In 2019, the National Minimum Wage will rise to £7.25 an hour.

A report from the Work and Pensions Select Committee has warned that the scheme could lead to more than a million more apprenticeships being funded.

If apprenticeships are not paid, employers will have to offer other apprenticeships in place.

Labour said the Government should have considered the impact of this on the labour market and apprenticeships before putting it on the national agenda.

“Labour would have been better served if the Government had considered apprenticeships when the scheme was first announced, rather than in the context of this Government’s plan to spend £1.7bn on apprenticeships,” it said.

There is a wide range of data available about apprenticeships, including:  How many apprenticeships have been completed, how many are being paid, and how many apprenticeship opportunities are available to students.

More information can be found on the National Academy of Engineering’s website.

How many students have taken apprenticeships.

Why is the apprentices scheme being set up?

The scheme was announced by Mr Cameron in June as part of his Vision 2020.

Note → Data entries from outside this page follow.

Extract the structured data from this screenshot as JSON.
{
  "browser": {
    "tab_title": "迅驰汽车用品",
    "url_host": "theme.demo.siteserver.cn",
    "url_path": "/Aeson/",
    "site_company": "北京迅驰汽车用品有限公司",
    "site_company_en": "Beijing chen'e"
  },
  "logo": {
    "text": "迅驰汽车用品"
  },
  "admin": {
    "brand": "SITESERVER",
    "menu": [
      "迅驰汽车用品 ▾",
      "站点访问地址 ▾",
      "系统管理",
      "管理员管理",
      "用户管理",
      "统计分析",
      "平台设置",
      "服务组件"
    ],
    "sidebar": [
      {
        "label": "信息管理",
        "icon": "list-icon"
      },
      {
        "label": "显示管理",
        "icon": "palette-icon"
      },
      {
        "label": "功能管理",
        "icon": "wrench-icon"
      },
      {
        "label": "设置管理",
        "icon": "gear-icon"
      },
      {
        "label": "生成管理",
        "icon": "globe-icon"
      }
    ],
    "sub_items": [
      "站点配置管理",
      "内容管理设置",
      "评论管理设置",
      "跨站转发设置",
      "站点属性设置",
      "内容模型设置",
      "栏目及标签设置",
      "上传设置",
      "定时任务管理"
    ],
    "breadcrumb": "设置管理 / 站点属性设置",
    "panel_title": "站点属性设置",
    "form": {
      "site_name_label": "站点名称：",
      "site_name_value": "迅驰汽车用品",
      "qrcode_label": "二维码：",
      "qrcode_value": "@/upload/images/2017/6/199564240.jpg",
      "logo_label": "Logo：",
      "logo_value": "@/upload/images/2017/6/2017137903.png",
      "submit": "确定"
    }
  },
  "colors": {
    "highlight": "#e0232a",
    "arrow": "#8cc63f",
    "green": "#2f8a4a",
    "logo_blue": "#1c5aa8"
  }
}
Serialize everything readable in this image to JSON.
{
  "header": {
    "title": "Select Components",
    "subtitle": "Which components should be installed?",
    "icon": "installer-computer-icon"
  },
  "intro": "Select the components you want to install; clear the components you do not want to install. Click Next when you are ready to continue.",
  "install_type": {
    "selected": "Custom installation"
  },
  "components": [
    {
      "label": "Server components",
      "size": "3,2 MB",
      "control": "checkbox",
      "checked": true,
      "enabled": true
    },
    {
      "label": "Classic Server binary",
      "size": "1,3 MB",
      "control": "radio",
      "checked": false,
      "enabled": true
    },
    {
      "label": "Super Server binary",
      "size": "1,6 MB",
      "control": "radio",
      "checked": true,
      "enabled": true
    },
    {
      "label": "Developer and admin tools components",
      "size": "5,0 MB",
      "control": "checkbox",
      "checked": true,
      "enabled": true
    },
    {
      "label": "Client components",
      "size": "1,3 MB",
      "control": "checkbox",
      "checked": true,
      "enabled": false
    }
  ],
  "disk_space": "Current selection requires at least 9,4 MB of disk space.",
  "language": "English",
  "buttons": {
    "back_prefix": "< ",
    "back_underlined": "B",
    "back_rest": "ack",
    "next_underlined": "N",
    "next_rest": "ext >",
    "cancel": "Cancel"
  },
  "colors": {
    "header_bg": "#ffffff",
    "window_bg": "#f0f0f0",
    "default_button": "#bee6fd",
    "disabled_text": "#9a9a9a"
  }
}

It was the government’s first budget for apprenticeships and its first significant announcement on apprenticeship schemes.

It came just days after the Government announced it would be putting £1bn into apprenticeships through the National Skill Plan.

As part of the scheme and in line with its stated aim, it will set up a apprenticeship support scheme in partnership with local authorities.

But Mr Cameron’s pledge to set up apprenticeships as a central part of this National Skills Fund has been criticised by unions and other business groups.

Opposition Labour has said the apprentices’ support scheme would not be able to pay for itself.

An independent review by the National Institute for Employment Research found that apprenticeships might be cheaper than other forms of apprenticeship.

Its report also said apprentices were being paid too little and the scheme did not cover the costs of living and supporting those who worked in the apprentices industry.

According to a report by the Resolution Foundation, apprentices’ living costs are expected to be about £500 per week in 2019.

Education secretary Nicky Morgan has also said the government is “not in a position to pay all the costs associated with the scheme”.

The government has also committed to making a total of £1,000 a year available for apprentices, but has said it will not make the money available until 2021.

Will the apprentices support scheme be funded in real time?

Yes, the apprentices will be eligible to receive up to £1 a week in support, but no more than that.

Where can I find more information?

Labour has published a detailed guide to the National Education Savings Accounts (NEAs) and National Skill Loans.